To close, I would argue that two giants of feminist postmodern photography, Catherine Opie and Cindy Sherman, only succeed artistically in a rather qualified and provisional fashion—by ultimately helping to bring about a more qualified and provisional viewing experience, a compromise with the post-metaphysical world. The self-affirming visual flourish of Opie’s lesbian subjects makes their autonomous alterity merely interesting, just another lifestyle choice. To quote aesthetic philosopher (and celebrated killjoy) Theodor Adorno, “The more (modern art) aims at projecting dignity, the more it becomes tangled up in ideology. In order to exude dignity, modern art would have to puff itself up, posing as something other than what it is. Its gravity, on the contrary, demands that it dissociate itself from the pretensions of dignity (…).” Yet, in an equal but opposite deconstructive collapse, the deliberate ugliness and artifice of Sherman’s portraits ironically but clearly embroil the critiques themselves in a conundrum of projected authenticity far more than the airbrushed femininity Sherman is engaged in critiquing. For both Opie and Sherman, the market rewards them based on their academic imprimatur but largely motivated by zoological curiosity. At the same time, the social power of viewing and being viewed on a mass scale that gives transparency its paranoid force, “surveillance,” exposes and incinerates the private, special selfhood that these images attempt humanistically to preserve.

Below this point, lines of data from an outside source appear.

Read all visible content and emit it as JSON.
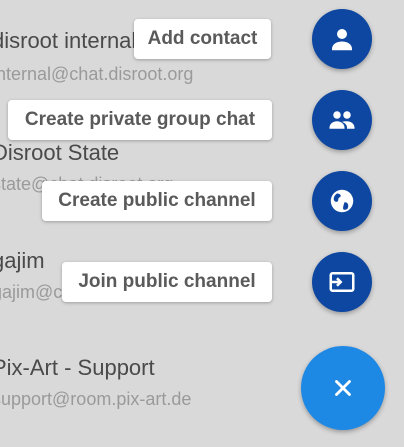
{
  "contacts": [
    {
      "name": "disroot internal",
      "address": "internal@chat.disroot.org"
    },
    {
      "name": "Disroot State",
      "address": "state@chat.disroot.org"
    },
    {
      "name": "gajim",
      "address": "gajim@conference.gajim.org"
    },
    {
      "name": "Pix-Art - Support",
      "address": "support@room.pix-art.de"
    }
  ],
  "speed_dial": {
    "add_contact": "Add contact",
    "create_private_group_chat": "Create private group chat",
    "create_public_channel": "Create public channel",
    "join_public_channel": "Join public channel",
    "close_icon": "close-icon"
  },
  "colors": {
    "mini_fab": "#0d47a1",
    "main_fab": "#1e88e5",
    "scrim": "#d9d9d9"
  }
}
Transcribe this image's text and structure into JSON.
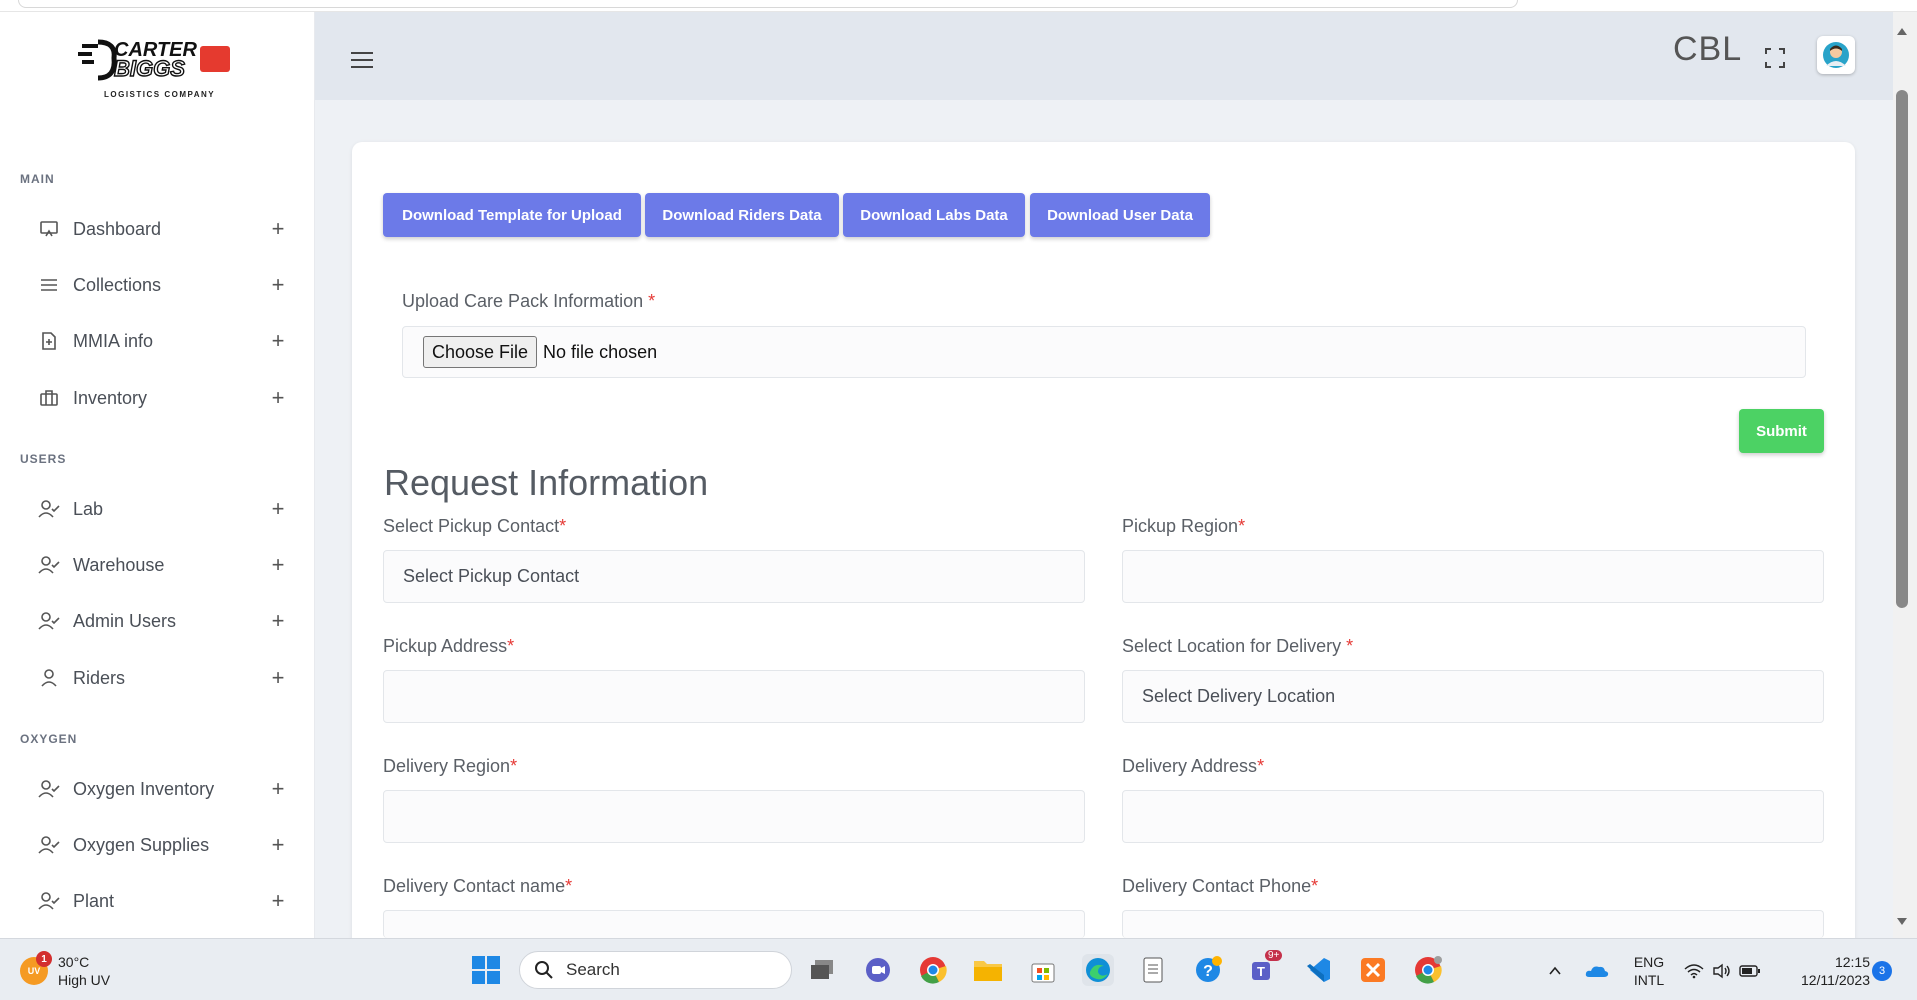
{
  "brand": {
    "logo_text_1": "CARTER",
    "logo_text_2": "BIGGS",
    "logo_sub": "LOGISTICS COMPANY"
  },
  "sidebar": {
    "sections": [
      {
        "title": "MAIN",
        "items": [
          {
            "label": "Dashboard",
            "icon": "monitor-icon"
          },
          {
            "label": "Collections",
            "icon": "list-icon"
          },
          {
            "label": "MMIA info",
            "icon": "file-plus-icon"
          },
          {
            "label": "Inventory",
            "icon": "briefcase-icon"
          }
        ]
      },
      {
        "title": "USERS",
        "items": [
          {
            "label": "Lab",
            "icon": "user-check-icon"
          },
          {
            "label": "Warehouse",
            "icon": "user-check-icon"
          },
          {
            "label": "Admin Users",
            "icon": "user-check-icon"
          },
          {
            "label": "Riders",
            "icon": "user-icon"
          }
        ]
      },
      {
        "title": "OXYGEN",
        "items": [
          {
            "label": "Oxygen Inventory",
            "icon": "user-check-icon"
          },
          {
            "label": "Oxygen Supplies",
            "icon": "user-check-icon"
          },
          {
            "label": "Plant",
            "icon": "user-check-icon"
          }
        ]
      }
    ],
    "expand_symbol": "+"
  },
  "header": {
    "company_code": "CBL",
    "menu_icon": "hamburger-icon",
    "fullscreen_icon": "fullscreen-icon",
    "avatar_icon": "user-avatar-icon"
  },
  "toolbar": {
    "download_template": "Download Template for Upload",
    "download_riders": "Download Riders Data",
    "download_labs": "Download Labs Data",
    "download_users": "Download User Data"
  },
  "upload": {
    "label": "Upload Care Pack Information",
    "required_mark": "*",
    "choose_file": "Choose File",
    "no_file": "No file chosen",
    "submit": "Submit"
  },
  "request": {
    "title": "Request Information",
    "fields": {
      "pickup_contact": {
        "label": "Select Pickup Contact",
        "value": "Select Pickup Contact"
      },
      "pickup_region": {
        "label": "Pickup Region",
        "value": ""
      },
      "pickup_address": {
        "label": "Pickup Address",
        "value": ""
      },
      "delivery_location": {
        "label": "Select Location for Delivery ",
        "value": "Select Delivery Location"
      },
      "delivery_region": {
        "label": "Delivery Region",
        "value": ""
      },
      "delivery_address": {
        "label": "Delivery Address",
        "value": ""
      },
      "delivery_contact_name": {
        "label": "Delivery Contact name",
        "value": ""
      },
      "delivery_contact_phone": {
        "label": "Delivery Contact Phone",
        "value": ""
      }
    },
    "required_mark": "*"
  },
  "taskbar": {
    "weather_temp": "30°C",
    "weather_desc": "High UV",
    "weather_badge": "1",
    "weather_icon_text": "UV",
    "search_placeholder": "Search",
    "lang_1": "ENG",
    "lang_2": "INTL",
    "time": "12:15",
    "date": "12/11/2023",
    "notification_count": "3",
    "teams_badge": "9+"
  },
  "colors": {
    "primary_button": "#6c7ae8",
    "submit_button": "#4cd264",
    "required": "#e53935",
    "header_bg": "#e2e7ee"
  }
}
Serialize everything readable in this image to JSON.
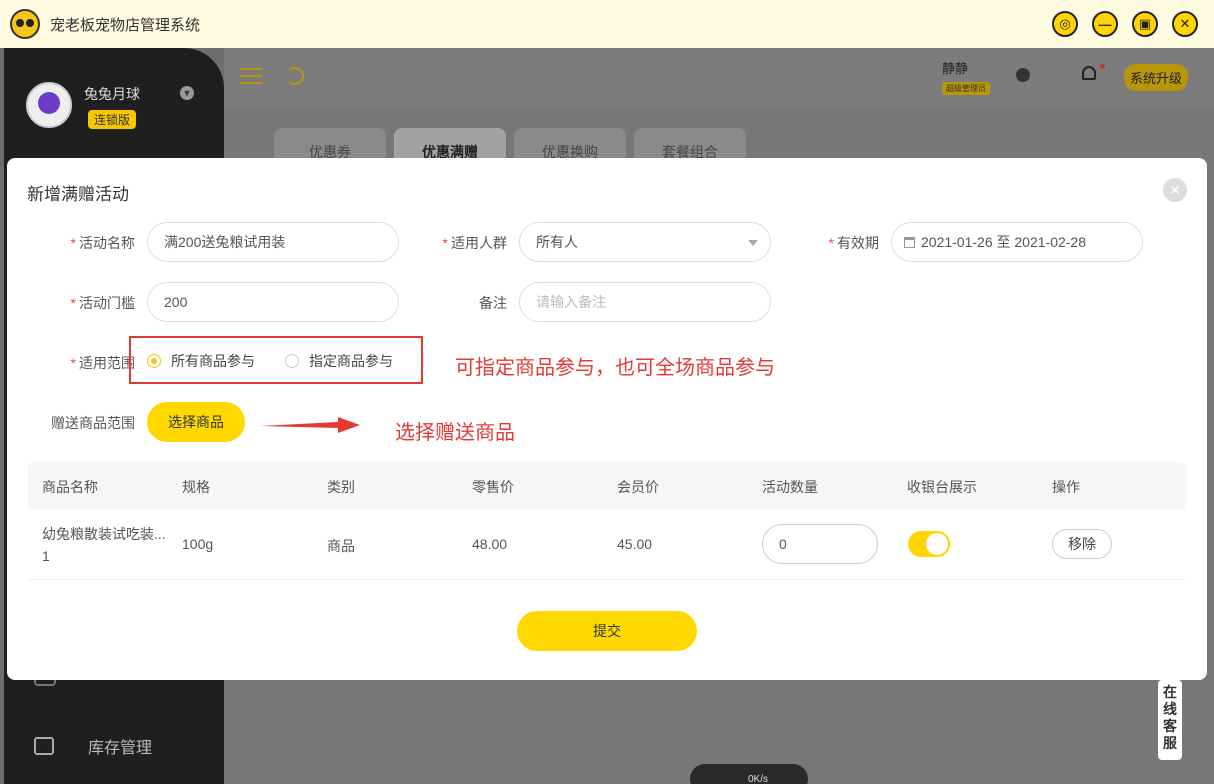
{
  "app": {
    "title": "宠老板宠物店管理系统"
  },
  "sidebar": {
    "store_name": "兔兔月球",
    "store_badge": "连锁版",
    "item_inventory": "库存管理"
  },
  "topbar": {
    "user_name": "静静",
    "user_role": "超级管理员",
    "upgrade_label": "系统升级"
  },
  "tabs": [
    {
      "label": "优惠券"
    },
    {
      "label": "优惠满赠",
      "active": true
    },
    {
      "label": "优惠换购"
    },
    {
      "label": "套餐组合"
    }
  ],
  "modal": {
    "title": "新增满赠活动",
    "fields": {
      "activity_name": {
        "label": "活动名称",
        "value": "满200送兔粮试用装"
      },
      "audience": {
        "label": "适用人群",
        "value": "所有人"
      },
      "validity": {
        "label": "有效期",
        "value": "2021-01-26 至 2021-02-28"
      },
      "threshold": {
        "label": "活动门槛",
        "value": "200"
      },
      "remark": {
        "label": "备注",
        "placeholder": "请输入备注"
      },
      "scope": {
        "label": "适用范围",
        "option_all": "所有商品参与",
        "option_specified": "指定商品参与",
        "selected": "all"
      },
      "gift_scope": {
        "label": "赠送商品范围",
        "button": "选择商品"
      }
    },
    "annotations": {
      "scope_note": "可指定商品参与，也可全场商品参与",
      "gift_note": "选择赠送商品"
    },
    "table": {
      "headers": [
        "商品名称",
        "规格",
        "类别",
        "零售价",
        "会员价",
        "活动数量",
        "收银台展示",
        "操作"
      ],
      "rows": [
        {
          "name": "幼兔粮散装试吃装...",
          "name_line2": "1",
          "spec": "100g",
          "category": "商品",
          "retail_price": "48.00",
          "member_price": "45.00",
          "quantity": "0",
          "pos_display": true,
          "action": "移除"
        }
      ]
    },
    "submit_label": "提交"
  },
  "widgets": {
    "chat": "在线客服",
    "speed": "0K/s"
  },
  "colors": {
    "accent": "#ffd800",
    "annotation": "#e53935"
  }
}
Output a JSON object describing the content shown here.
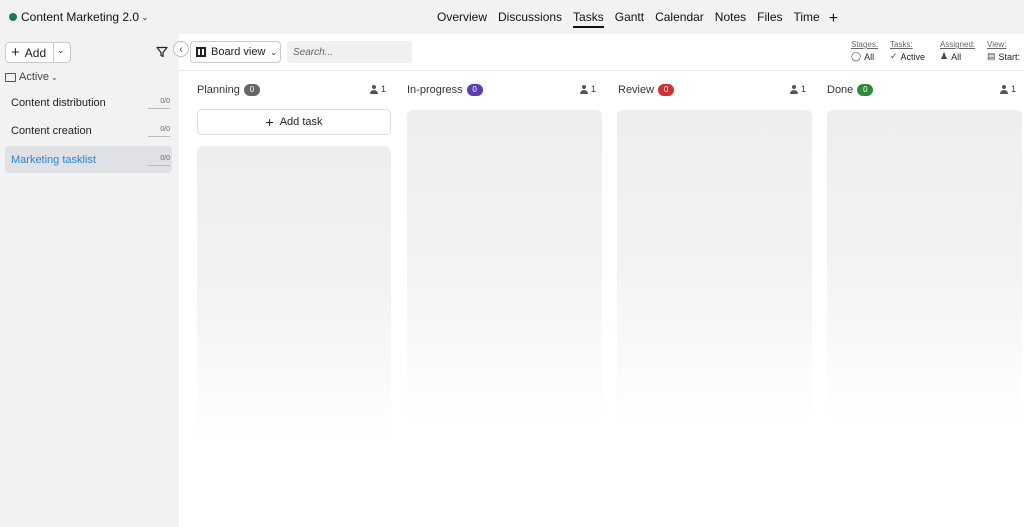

Redemption for Opie and Sherman may come in the back door, through a link between femininity, technology, and the pleasure of language. In a sense we are infantilized by photography – we are seeing something like a waking dream, a scene as both a memory and an object of desire, but not an event or a thing unto itself. And, if there’s anything to that, the profusion of photography has perhaps made us a lot less psychoanalytically grownup, but, by that logic, a lot less repressed. The spread of capitalism and the spread of photography on a grand scale has meant, on the scale of the community, the deterioration of transcendent truths (such as patriarchy), and the spread of speaking and writing – a key element of feminine sexual pleasure, jouissance, as described by Lacan. Sherman and Opie signify the intention to bestow phallic power on themselves and their subjects by using photographs as wordless statements, staged and intentional semi-enunciations, sentences needing to be finished. The identities of the subjects can perhaps, through force of will, occasionally merge slightly with the viewer instead of melting before his eyes. Perhaps this is the best a narcissistic medium can do.
by Bert Stabler